Write out all the material verbatim, line by line.
=-=-=
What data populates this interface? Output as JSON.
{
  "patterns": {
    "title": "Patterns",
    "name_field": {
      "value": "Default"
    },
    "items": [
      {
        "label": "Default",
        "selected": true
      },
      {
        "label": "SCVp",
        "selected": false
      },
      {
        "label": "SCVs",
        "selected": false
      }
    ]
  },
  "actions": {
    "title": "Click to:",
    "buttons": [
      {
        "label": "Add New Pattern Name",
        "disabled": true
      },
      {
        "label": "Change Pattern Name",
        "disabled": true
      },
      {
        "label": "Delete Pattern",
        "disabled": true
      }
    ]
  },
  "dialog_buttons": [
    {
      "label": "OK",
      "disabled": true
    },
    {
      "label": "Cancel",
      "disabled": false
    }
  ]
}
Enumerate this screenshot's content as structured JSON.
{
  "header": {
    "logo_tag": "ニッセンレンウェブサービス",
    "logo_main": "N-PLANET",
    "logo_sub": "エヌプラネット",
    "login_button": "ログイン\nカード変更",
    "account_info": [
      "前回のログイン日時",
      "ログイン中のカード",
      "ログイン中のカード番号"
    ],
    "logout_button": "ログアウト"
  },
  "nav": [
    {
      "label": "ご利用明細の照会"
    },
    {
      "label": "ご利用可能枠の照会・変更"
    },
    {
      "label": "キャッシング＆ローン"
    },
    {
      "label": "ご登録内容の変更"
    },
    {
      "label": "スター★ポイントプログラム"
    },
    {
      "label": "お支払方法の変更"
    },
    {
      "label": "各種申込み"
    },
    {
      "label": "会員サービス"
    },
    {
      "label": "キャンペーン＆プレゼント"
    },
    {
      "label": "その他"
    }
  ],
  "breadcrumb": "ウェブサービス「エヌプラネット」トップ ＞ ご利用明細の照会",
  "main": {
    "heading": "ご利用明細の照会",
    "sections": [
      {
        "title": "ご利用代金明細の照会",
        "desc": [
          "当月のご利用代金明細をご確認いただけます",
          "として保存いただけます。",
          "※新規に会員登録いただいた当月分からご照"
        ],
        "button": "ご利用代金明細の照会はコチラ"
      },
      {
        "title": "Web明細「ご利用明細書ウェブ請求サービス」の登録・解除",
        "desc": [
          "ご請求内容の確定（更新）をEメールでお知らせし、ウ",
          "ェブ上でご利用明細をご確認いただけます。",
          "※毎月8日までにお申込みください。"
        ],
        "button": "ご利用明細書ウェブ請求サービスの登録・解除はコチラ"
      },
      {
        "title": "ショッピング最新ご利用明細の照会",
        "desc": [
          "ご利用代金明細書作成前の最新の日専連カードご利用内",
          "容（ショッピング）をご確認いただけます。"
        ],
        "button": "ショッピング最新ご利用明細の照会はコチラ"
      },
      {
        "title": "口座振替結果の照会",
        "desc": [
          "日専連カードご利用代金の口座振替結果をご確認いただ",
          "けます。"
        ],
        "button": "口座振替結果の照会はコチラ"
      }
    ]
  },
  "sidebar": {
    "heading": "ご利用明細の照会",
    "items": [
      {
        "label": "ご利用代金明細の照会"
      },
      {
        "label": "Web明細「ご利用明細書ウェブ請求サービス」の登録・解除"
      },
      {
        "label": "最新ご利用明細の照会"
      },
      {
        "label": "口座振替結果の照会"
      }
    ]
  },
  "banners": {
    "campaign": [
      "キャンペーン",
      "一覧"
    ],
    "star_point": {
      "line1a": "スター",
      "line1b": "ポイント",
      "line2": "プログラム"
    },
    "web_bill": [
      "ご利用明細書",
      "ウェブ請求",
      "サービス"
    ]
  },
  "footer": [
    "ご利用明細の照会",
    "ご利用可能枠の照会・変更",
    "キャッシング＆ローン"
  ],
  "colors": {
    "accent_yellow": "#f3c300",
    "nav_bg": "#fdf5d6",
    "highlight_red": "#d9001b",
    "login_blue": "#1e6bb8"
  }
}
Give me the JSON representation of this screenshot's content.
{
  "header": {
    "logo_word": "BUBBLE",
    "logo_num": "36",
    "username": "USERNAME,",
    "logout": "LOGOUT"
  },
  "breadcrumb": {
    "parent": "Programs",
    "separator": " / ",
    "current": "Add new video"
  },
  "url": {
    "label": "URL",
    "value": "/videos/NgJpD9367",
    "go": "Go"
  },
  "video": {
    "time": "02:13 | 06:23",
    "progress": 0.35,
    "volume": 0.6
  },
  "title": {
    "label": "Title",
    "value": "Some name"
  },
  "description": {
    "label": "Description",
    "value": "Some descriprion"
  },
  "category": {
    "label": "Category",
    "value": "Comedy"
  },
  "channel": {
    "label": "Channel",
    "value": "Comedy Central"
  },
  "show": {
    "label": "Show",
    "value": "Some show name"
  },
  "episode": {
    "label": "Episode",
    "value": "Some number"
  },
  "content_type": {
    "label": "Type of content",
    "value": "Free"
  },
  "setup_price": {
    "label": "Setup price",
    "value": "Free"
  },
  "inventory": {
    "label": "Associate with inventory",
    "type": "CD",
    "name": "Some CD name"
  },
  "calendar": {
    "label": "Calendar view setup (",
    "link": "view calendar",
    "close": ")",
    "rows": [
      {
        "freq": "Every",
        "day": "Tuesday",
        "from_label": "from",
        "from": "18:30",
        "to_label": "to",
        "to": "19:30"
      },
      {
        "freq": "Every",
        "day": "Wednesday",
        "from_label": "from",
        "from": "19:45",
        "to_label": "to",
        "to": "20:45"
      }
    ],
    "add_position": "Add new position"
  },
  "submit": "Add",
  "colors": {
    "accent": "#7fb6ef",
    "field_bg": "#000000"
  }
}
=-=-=
▶ Completed exercise
What data populates this interface? Output as JSON.
{
  "patterns": {
    "title": "Patterns",
    "name_field": {
      "value": "Default"
    },
    "items": [
      {
        "label": "Default",
        "selected": true
      },
      {
        "label": "SCVp",
        "selected": false
      },
      {
        "label": "SCVs",
        "selected": false
      }
    ]
  },
  "actions": {
    "title": "Click to:",
    "buttons": [
      {
        "label": "Add New Pattern Name",
        "disabled": true
      },
      {
        "label": "Change Pattern Name",
        "disabled": true
      },
      {
        "label": "Delete Pattern",
        "disabled": true
      }
    ]
  },
  "dialog_buttons": [
    {
      "label": "OK",
      "disabled": true
    },
    {
      "label": "Cancel",
      "disabled": false
    }
  ]
}
Enumerate this screenshot's content as structured JSON.
{
  "header": {
    "logo_tag": "ニッセンレンウェブサービス",
    "logo_main": "N-PLANET",
    "logo_sub": "エヌプラネット",
    "login_button": "ログイン\nカード変更",
    "account_info": [
      "前回のログイン日時",
      "ログイン中のカード",
      "ログイン中のカード番号"
    ],
    "logout_button": "ログアウト"
  },
  "nav": [
    {
      "label": "ご利用明細の照会"
    },
    {
      "label": "ご利用可能枠の照会・変更"
    },
    {
      "label": "キャッシング＆ローン"
    },
    {
      "label": "ご登録内容の変更"
    },
    {
      "label": "スター★ポイントプログラム"
    },
    {
      "label": "お支払方法の変更"
    },
    {
      "label": "各種申込み"
    },
    {
      "label": "会員サービス"
    },
    {
      "label": "キャンペーン＆プレゼント"
    },
    {
      "label": "その他"
    }
  ],
  "breadcrumb": "ウェブサービス「エヌプラネット」トップ ＞ ご利用明細の照会",
  "main": {
    "heading": "ご利用明細の照会",
    "sections": [
      {
        "title": "ご利用代金明細の照会",
        "desc": [
          "当月のご利用代金明細をご確認いただけます",
          "として保存いただけます。",
          "※新規に会員登録いただいた当月分からご照"
        ],
        "button": "ご利用代金明細の照会はコチラ"
      },
      {
        "title": "Web明細「ご利用明細書ウェブ請求サービス」の登録・解除",
        "desc": [
          "ご請求内容の確定（更新）をEメールでお知らせし、ウ",
          "ェブ上でご利用明細をご確認いただけます。",
          "※毎月8日までにお申込みください。"
        ],
        "button": "ご利用明細書ウェブ請求サービスの登録・解除はコチラ"
      },
      {
        "title": "ショッピング最新ご利用明細の照会",
        "desc": [
          "ご利用代金明細書作成前の最新の日専連カードご利用内",
          "容（ショッピング）をご確認いただけます。"
        ],
        "button": "ショッピング最新ご利用明細の照会はコチラ"
      },
      {
        "title": "口座振替結果の照会",
        "desc": [
          "日専連カードご利用代金の口座振替結果をご確認いただ",
          "けます。"
        ],
        "button": "口座振替結果の照会はコチラ"
      }
    ]
  },
  "sidebar": {
    "heading": "ご利用明細の照会",
    "items": [
      {
        "label": "ご利用代金明細の照会"
      },
      {
        "label": "Web明細「ご利用明細書ウェブ請求サービス」の登録・解除"
      },
      {
        "label": "最新ご利用明細の照会"
      },
      {
        "label": "口座振替結果の照会"
      }
    ]
  },
  "banners": {
    "campaign": [
      "キャンペーン",
      "一覧"
    ],
    "star_point": {
      "line1a": "スター",
      "line1b": "ポイント",
      "line2": "プログラム"
    },
    "web_bill": [
      "ご利用明細書",
      "ウェブ請求",
      "サービス"
    ]
  },
  "footer": [
    "ご利用明細の照会",
    "ご利用可能枠の照会・変更",
    "キャッシング＆ローン"
  ],
  "colors": {
    "accent_yellow": "#f3c300",
    "nav_bg": "#fdf5d6",
    "highlight_red": "#d9001b",
    "login_blue": "#1e6bb8"
  }
}
Give me the JSON representation of this screenshot's content.
{
  "header": {
    "logo_word": "BUBBLE",
    "logo_num": "36",
    "username": "USERNAME,",
    "logout": "LOGOUT"
  },
  "breadcrumb": {
    "parent": "Programs",
    "separator": " / ",
    "current": "Add new video"
  },
  "url": {
    "label": "URL",
    "value": "/videos/NgJpD9367",
    "go": "Go"
  },
  "video": {
    "time": "02:13 | 06:23",
    "progress": 0.35,
    "volume": 0.6
  },
  "title": {
    "label": "Title",
    "value": "Some name"
  },
  "description": {
    "label": "Description",
    "value": "Some descriprion"
  },
  "category": {
    "label": "Category",
    "value": "Comedy"
  },
  "channel": {
    "label": "Channel",
    "value": "Comedy Central"
  },
  "show": {
    "label": "Show",
    "value": "Some show name"
  },
  "episode": {
    "label": "Episode",
    "value": "Some number"
  },
  "content_type": {
    "label": "Type of content",
    "value": "Free"
  },
  "setup_price": {
    "label": "Setup price",
    "value": "Free"
  },
  "inventory": {
    "label": "Associate with inventory",
    "type": "CD",
    "name": "Some CD name"
  },
  "calendar": {
    "label": "Calendar view setup (",
    "link": "view calendar",
    "close": ")",
    "rows": [
      {
        "freq": "Every",
        "day": "Tuesday",
        "from_label": "from",
        "from": "18:30",
        "to_label": "to",
        "to": "19:30"
      },
      {
        "freq": "Every",
        "day": "Wednesday",
        "from_label": "from",
        "from": "19:45",
        "to_label": "to",
        "to": "20:45"
      }
    ],
    "add_position": "Add new position"
  },
  "submit": "Add",
  "colors": {
    "accent": "#7fb6ef",
    "field_bg": "#000000"
  }
}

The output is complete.